- _Data shown_
____________________

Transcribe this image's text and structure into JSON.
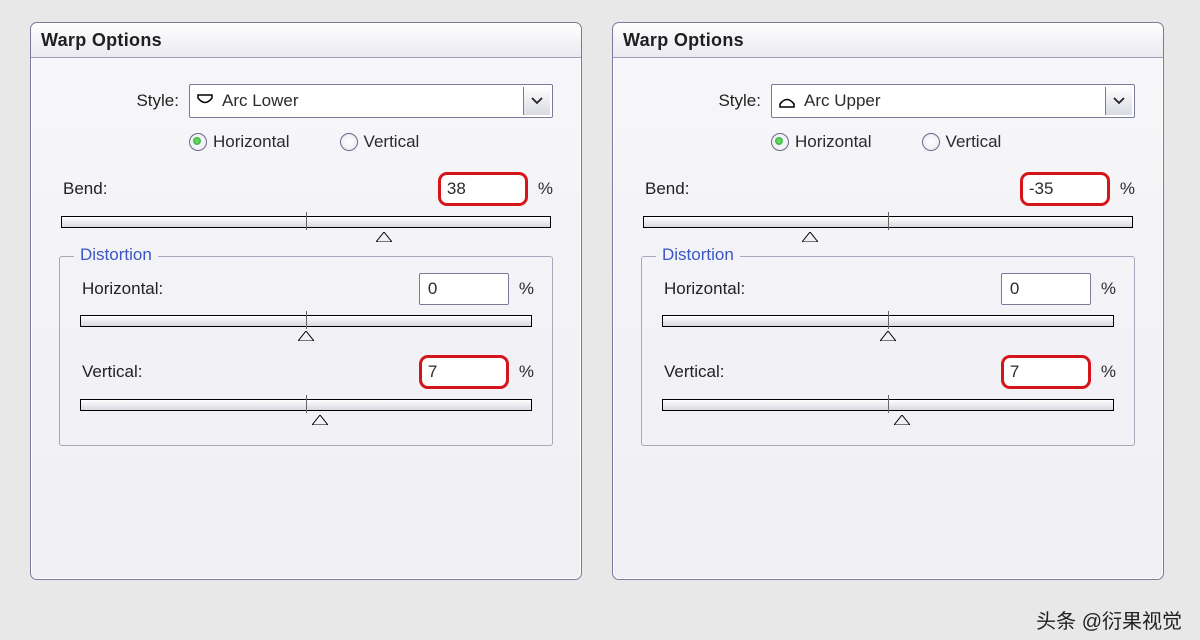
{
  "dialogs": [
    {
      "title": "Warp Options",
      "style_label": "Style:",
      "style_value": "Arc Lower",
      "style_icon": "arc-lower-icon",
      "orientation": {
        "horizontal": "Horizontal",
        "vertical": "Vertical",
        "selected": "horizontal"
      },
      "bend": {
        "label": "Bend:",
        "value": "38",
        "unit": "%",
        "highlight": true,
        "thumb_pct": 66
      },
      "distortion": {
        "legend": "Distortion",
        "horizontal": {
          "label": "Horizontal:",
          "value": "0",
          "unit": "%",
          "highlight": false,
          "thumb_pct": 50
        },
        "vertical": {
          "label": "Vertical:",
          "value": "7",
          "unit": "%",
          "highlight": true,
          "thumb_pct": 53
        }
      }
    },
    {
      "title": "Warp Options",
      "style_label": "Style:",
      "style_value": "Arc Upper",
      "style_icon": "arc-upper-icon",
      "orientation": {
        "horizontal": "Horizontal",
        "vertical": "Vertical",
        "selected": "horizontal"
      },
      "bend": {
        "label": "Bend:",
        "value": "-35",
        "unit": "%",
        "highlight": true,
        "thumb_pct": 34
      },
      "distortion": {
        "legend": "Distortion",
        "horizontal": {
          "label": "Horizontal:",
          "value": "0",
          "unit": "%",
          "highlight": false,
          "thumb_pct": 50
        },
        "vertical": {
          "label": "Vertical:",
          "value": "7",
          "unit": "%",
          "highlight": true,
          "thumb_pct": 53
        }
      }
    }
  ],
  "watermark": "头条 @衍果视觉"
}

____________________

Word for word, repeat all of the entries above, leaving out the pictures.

Transcribe this image's text and structure into JSON.
{
  "dialogs": [
    {
      "title": "Warp Options",
      "style_label": "Style:",
      "style_value": "Arc Lower",
      "style_icon": "arc-lower-icon",
      "orientation": {
        "horizontal": "Horizontal",
        "vertical": "Vertical",
        "selected": "horizontal"
      },
      "bend": {
        "label": "Bend:",
        "value": "38",
        "unit": "%",
        "highlight": true,
        "thumb_pct": 66
      },
      "distortion": {
        "legend": "Distortion",
        "horizontal": {
          "label": "Horizontal:",
          "value": "0",
          "unit": "%",
          "highlight": false,
          "thumb_pct": 50
        },
        "vertical": {
          "label": "Vertical:",
          "value": "7",
          "unit": "%",
          "highlight": true,
          "thumb_pct": 53
        }
      }
    },
    {
      "title": "Warp Options",
      "style_label": "Style:",
      "style_value": "Arc Upper",
      "style_icon": "arc-upper-icon",
      "orientation": {
        "horizontal": "Horizontal",
        "vertical": "Vertical",
        "selected": "horizontal"
      },
      "bend": {
        "label": "Bend:",
        "value": "-35",
        "unit": "%",
        "highlight": true,
        "thumb_pct": 34
      },
      "distortion": {
        "legend": "Distortion",
        "horizontal": {
          "label": "Horizontal:",
          "value": "0",
          "unit": "%",
          "highlight": false,
          "thumb_pct": 50
        },
        "vertical": {
          "label": "Vertical:",
          "value": "7",
          "unit": "%",
          "highlight": true,
          "thumb_pct": 53
        }
      }
    }
  ],
  "watermark": "头条 @衍果视觉"
}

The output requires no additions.